### PROVIDED MATERIAL
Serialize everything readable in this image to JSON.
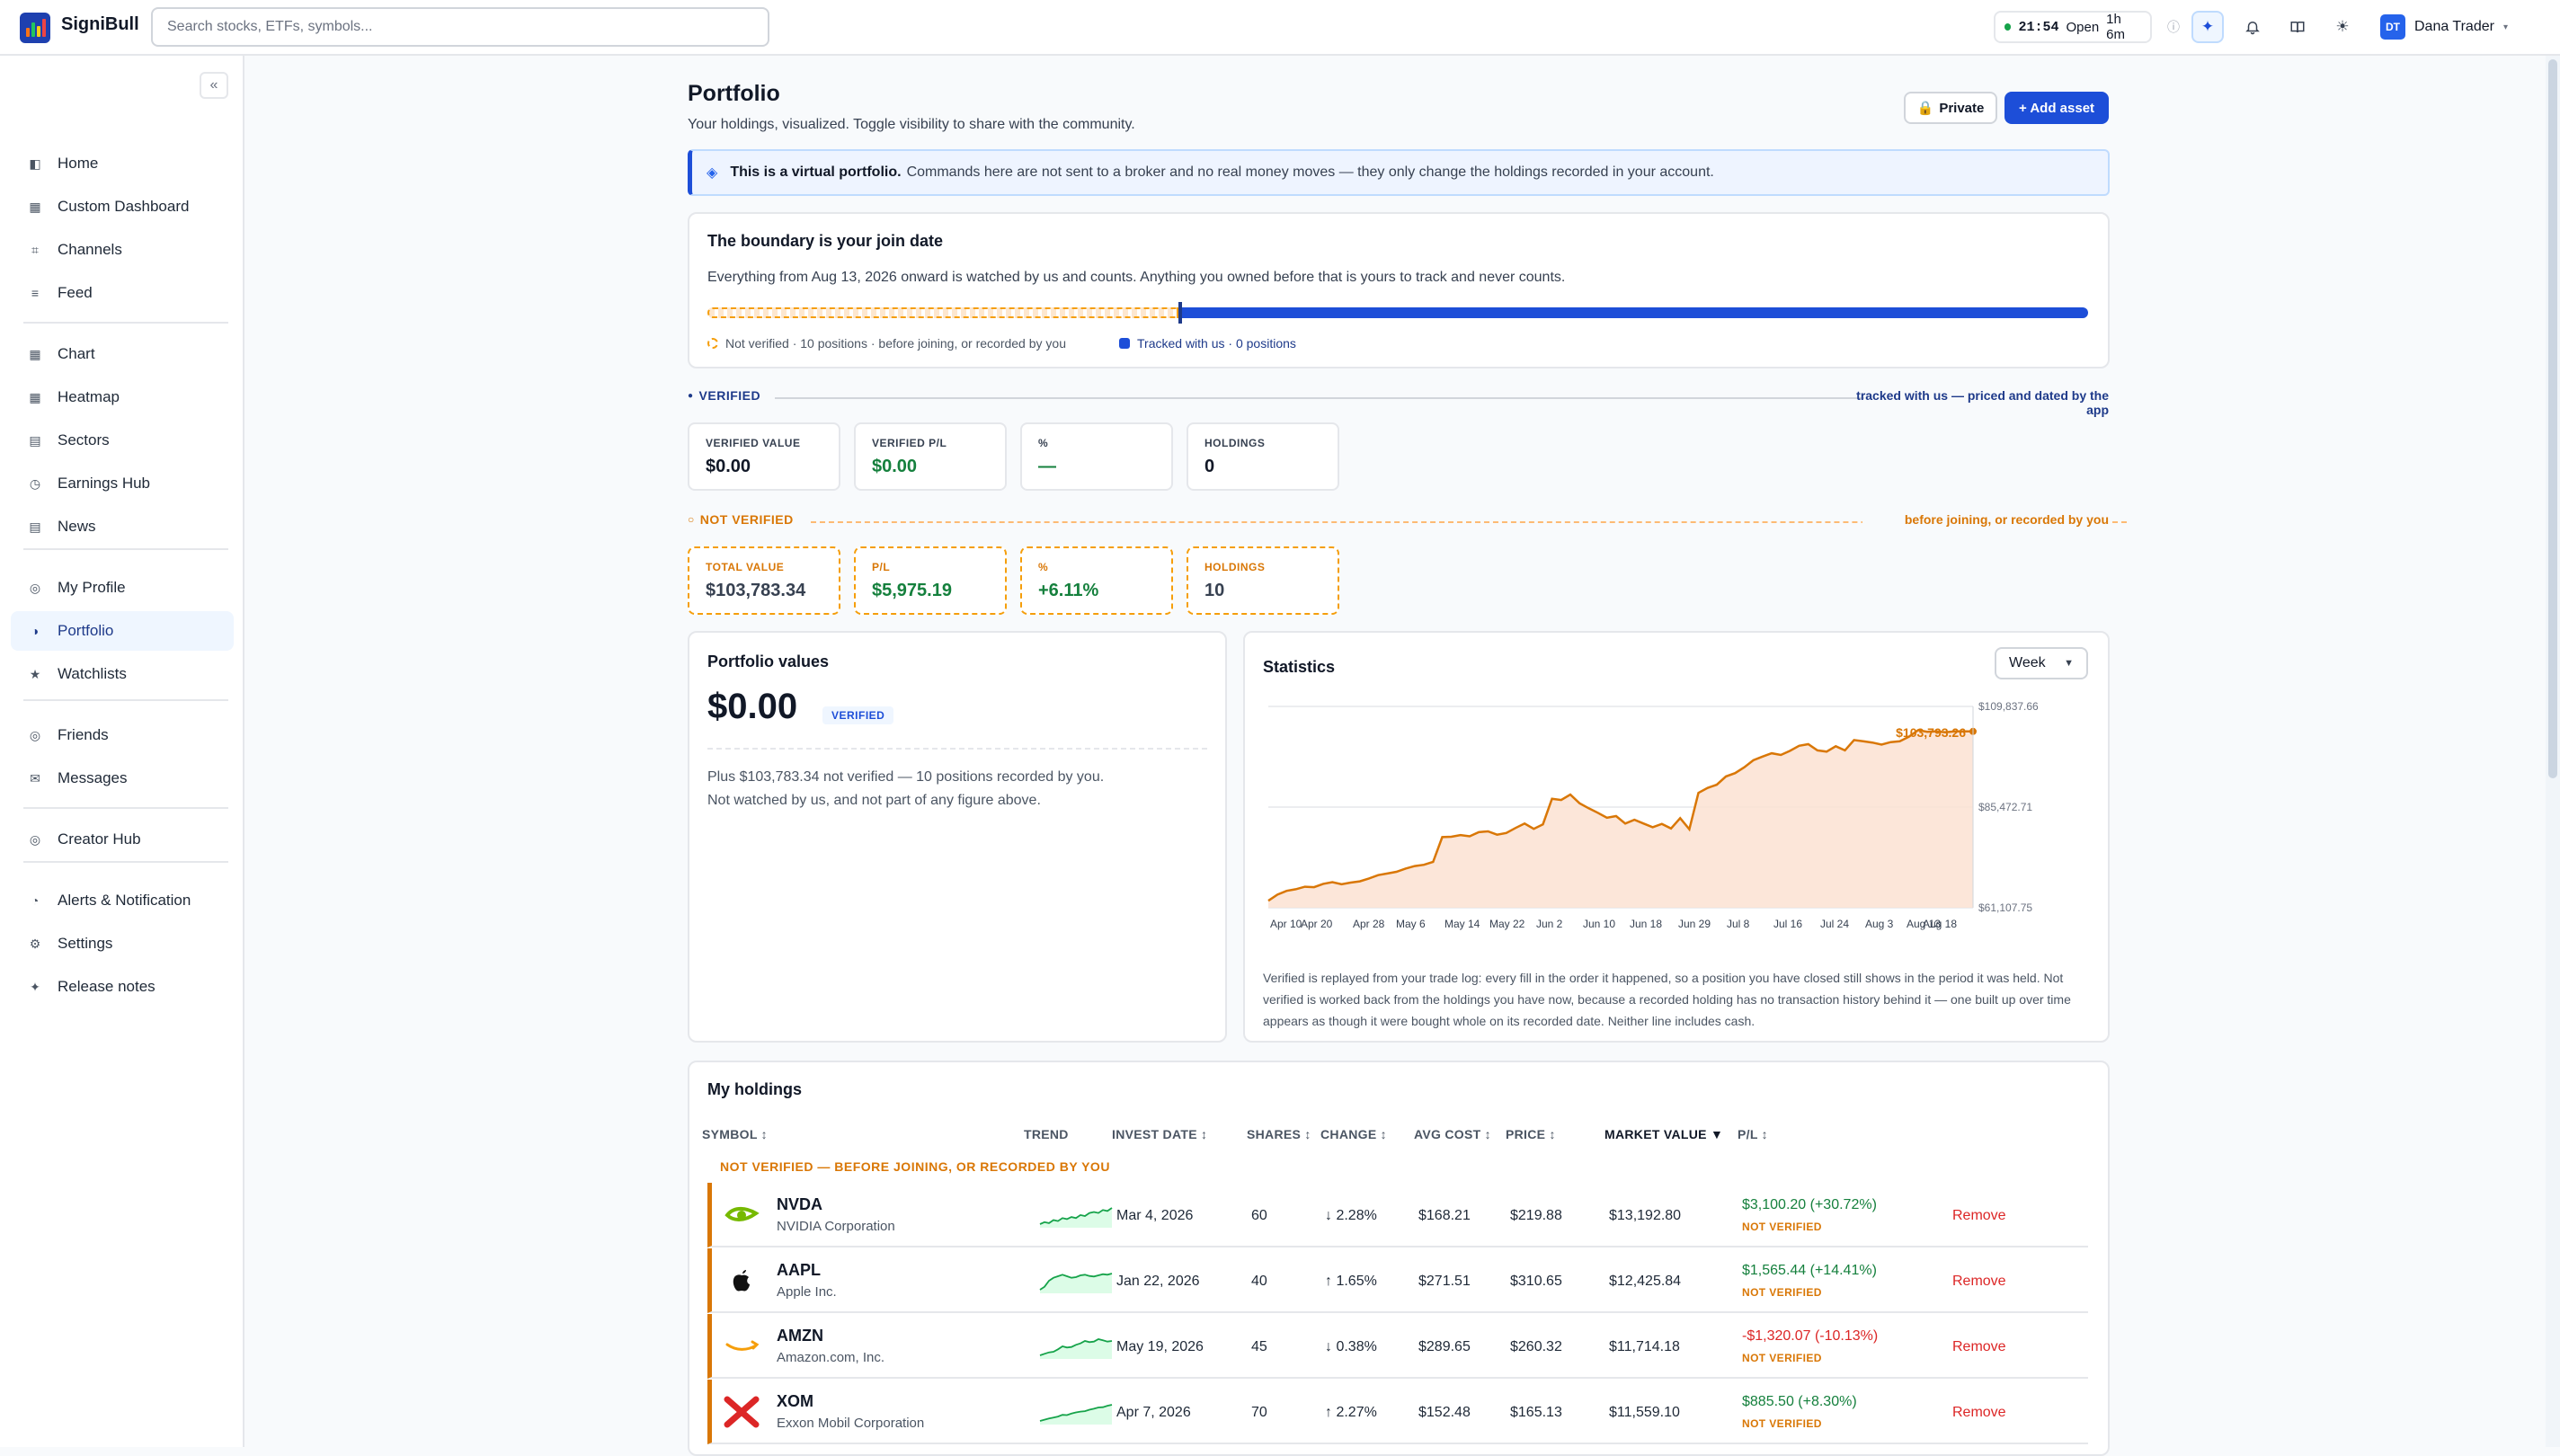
{
  "app": {
    "name": "SigniBull"
  },
  "topbar": {
    "search_placeholder": "Search stocks, ETFs, symbols...",
    "market_time": "21:54",
    "market_status": "Open",
    "market_countdown": "1h 6m",
    "user_initials": "DT",
    "user_name": "Dana Trader"
  },
  "sidebar": {
    "collapse_label": "«",
    "groups": [
      [
        {
          "label": "Home",
          "icon": "◧"
        },
        {
          "label": "Custom Dashboard",
          "icon": "▦"
        },
        {
          "label": "Channels",
          "icon": "⌗"
        },
        {
          "label": "Feed",
          "icon": "≡"
        }
      ],
      [
        {
          "label": "Chart",
          "icon": "▦"
        },
        {
          "label": "Heatmap",
          "icon": "▦"
        },
        {
          "label": "Sectors",
          "icon": "▤"
        },
        {
          "label": "Earnings Hub",
          "icon": "◷"
        },
        {
          "label": "News",
          "icon": "▤"
        }
      ],
      [
        {
          "label": "My Profile",
          "icon": "◎"
        },
        {
          "label": "Portfolio",
          "icon": "◑",
          "active": true
        },
        {
          "label": "Watchlists",
          "icon": "★"
        }
      ],
      [
        {
          "label": "Friends",
          "icon": "◎"
        },
        {
          "label": "Messages",
          "icon": "✉"
        }
      ],
      [
        {
          "label": "Creator Hub",
          "icon": "◎"
        }
      ],
      [
        {
          "label": "Alerts & Notification",
          "icon": "◔"
        },
        {
          "label": "Settings",
          "icon": "⚙"
        },
        {
          "label": "Release notes",
          "icon": "✦"
        }
      ]
    ]
  },
  "page": {
    "title": "Portfolio",
    "subtitle": "Your holdings, visualized. Toggle visibility to share with the community.",
    "private_label": "Private",
    "add_asset_label": "+ Add asset",
    "banner_bold": "This is a virtual portfolio.",
    "banner_text": "Commands here are not sent to a broker and no real money moves — they only change the holdings recorded in your account."
  },
  "boundary": {
    "title": "The boundary is your join date",
    "subtitle": "Everything from Aug 13, 2026 onward is watched by us and counts. Anything you owned before that is yours to track and never counts.",
    "legend_not_verified": "Not verified · 10 positions · before joining, or recorded by you",
    "legend_tracked": "Tracked with us · 0 positions",
    "boundary_fraction": 0.34
  },
  "verified": {
    "heading": "VERIFIED",
    "right_note": "tracked with us — priced and dated by the app",
    "stats": [
      {
        "label": "VERIFIED VALUE",
        "value": "$0.00"
      },
      {
        "label": "VERIFIED P/L",
        "value": "$0.00"
      },
      {
        "label": "%",
        "value": "—"
      },
      {
        "label": "HOLDINGS",
        "value": "0"
      }
    ]
  },
  "not_verified": {
    "heading": "NOT VERIFIED",
    "right_note": "before joining, or recorded by you",
    "stats": [
      {
        "label": "TOTAL VALUE",
        "value": "$103,783.34"
      },
      {
        "label": "P/L",
        "value": "$5,975.19"
      },
      {
        "label": "%",
        "value": "+6.11%"
      },
      {
        "label": "HOLDINGS",
        "value": "10"
      }
    ]
  },
  "portfolio_values": {
    "title": "Portfolio values",
    "value": "$0.00",
    "badge": "VERIFIED",
    "note_line1": "Plus $103,783.34 not verified — 10 positions recorded by you.",
    "note_line2": "Not watched by us, and not part of any figure above."
  },
  "statistics": {
    "title": "Statistics",
    "period": "Week",
    "footnote": "Verified is replayed from your trade log: every fill in the order it happened, so a position you have closed still shows in the period it was held. Not verified is worked back from the holdings you have now, because a recorded holding has no transaction history behind it — one built up over time appears as though it were bought whole on its recorded date. Neither line includes cash."
  },
  "chart_data": {
    "type": "area",
    "title": "",
    "xlabel": "",
    "ylabel": "",
    "x_ticks": [
      "Apr 10",
      "Apr 20",
      "Apr 28",
      "May 6",
      "May 14",
      "May 22",
      "Jun 2",
      "Jun 10",
      "Jun 18",
      "Jun 29",
      "Jul 8",
      "Jul 16",
      "Jul 24",
      "Aug 3",
      "Aug 13",
      "Aug 18"
    ],
    "y_ticks": [
      "$109,837.66",
      "$85,472.71",
      "$61,107.75"
    ],
    "ylim": [
      61107.75,
      109837.66
    ],
    "end_label": "$103,793.26",
    "series": [
      {
        "color": "#d97706",
        "values": [
          62800,
          64300,
          65200,
          65600,
          66200,
          66100,
          66900,
          67300,
          66800,
          67200,
          67500,
          68200,
          69000,
          69400,
          69800,
          70600,
          71200,
          71500,
          72200,
          78200,
          78300,
          78700,
          78400,
          79400,
          79600,
          78800,
          79200,
          80400,
          81500,
          80200,
          81300,
          87500,
          87200,
          88500,
          86400,
          85200,
          84100,
          82900,
          83300,
          81500,
          82400,
          81500,
          80600,
          81400,
          80300,
          82800,
          80100,
          88900,
          90100,
          90900,
          92900,
          93700,
          95100,
          96800,
          97700,
          98500,
          98100,
          99100,
          100300,
          100700,
          99200,
          98900,
          100200,
          99200,
          101700,
          101400,
          101100,
          100600,
          101200,
          101400,
          102500,
          104100,
          103700,
          103800,
          103600,
          103800,
          103800,
          103793
        ]
      }
    ]
  },
  "holdings": {
    "title": "My holdings",
    "columns": [
      "SYMBOL ↕",
      "TREND",
      "INVEST DATE ↕",
      "SHARES ↕",
      "CHANGE ↕",
      "AVG COST ↕",
      "PRICE ↕",
      "MARKET VALUE ▼",
      "P/L ↕"
    ],
    "group_label": "NOT VERIFIED — BEFORE JOINING, OR RECORDED BY YOU",
    "remove_label": "Remove",
    "rows": [
      {
        "symbol": "NVDA",
        "name": "NVIDIA Corporation",
        "logo": "nvidia-logo",
        "date": "Mar 4, 2026",
        "shares": "60",
        "change": "↓ 2.28%",
        "dir": "dn",
        "avg": "$168.21",
        "price": "$219.88",
        "mv": "$13,192.80",
        "pl": "$3,100.20 (+30.72%)",
        "pl_dir": "up",
        "badge": "NOT VERIFIED",
        "trend": [
          2,
          3,
          2.5,
          4,
          3.5,
          5,
          4.5,
          5.5,
          5,
          6.5,
          6,
          7.5,
          8,
          7.5,
          9,
          8.5,
          10
        ]
      },
      {
        "symbol": "AAPL",
        "name": "Apple Inc.",
        "logo": "apple-logo",
        "date": "Jan 22, 2026",
        "shares": "40",
        "change": "↑ 1.65%",
        "dir": "up",
        "avg": "$271.51",
        "price": "$310.65",
        "mv": "$12,425.84",
        "pl": "$1,565.44 (+14.41%)",
        "pl_dir": "up",
        "badge": "NOT VERIFIED",
        "trend": [
          3,
          4,
          6,
          7,
          7.5,
          8,
          7.5,
          7,
          7.2,
          7.8,
          8,
          7.6,
          7.4,
          7.8,
          8.2,
          8,
          8.4
        ]
      },
      {
        "symbol": "AMZN",
        "name": "Amazon.com, Inc.",
        "logo": "amazon-logo",
        "date": "May 19, 2026",
        "shares": "45",
        "change": "↓ 0.38%",
        "dir": "dn",
        "avg": "$289.65",
        "price": "$260.32",
        "mv": "$11,714.18",
        "pl": "-$1,320.07 (-10.13%)",
        "pl_dir": "dn",
        "badge": "NOT VERIFIED",
        "trend": [
          3,
          3.5,
          4,
          4.2,
          5,
          6,
          5.6,
          5.8,
          6.5,
          7,
          7.8,
          7.4,
          7.6,
          8.4,
          8,
          7.6,
          7.8
        ]
      },
      {
        "symbol": "XOM",
        "name": "Exxon Mobil Corporation",
        "logo": "exxon-logo",
        "date": "Apr 7, 2026",
        "shares": "70",
        "change": "↑ 2.27%",
        "dir": "up",
        "avg": "$152.48",
        "price": "$165.13",
        "mv": "$11,559.10",
        "pl": "$885.50 (+8.30%)",
        "pl_dir": "up",
        "badge": "NOT VERIFIED",
        "trend": [
          2,
          2.5,
          3,
          3.4,
          3.8,
          4.5,
          4.4,
          5,
          5.5,
          5.8,
          6,
          6.6,
          7,
          7.5,
          7.6,
          8.2,
          8.6
        ]
      }
    ]
  },
  "colors": {
    "accent": "#1d4ed8",
    "not_verified": "#d97706",
    "gain": "#15803d",
    "loss": "#dc2626"
  }
}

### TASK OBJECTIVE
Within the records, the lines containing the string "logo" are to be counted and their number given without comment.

### RESPONSE TO THIS EXERCISE
4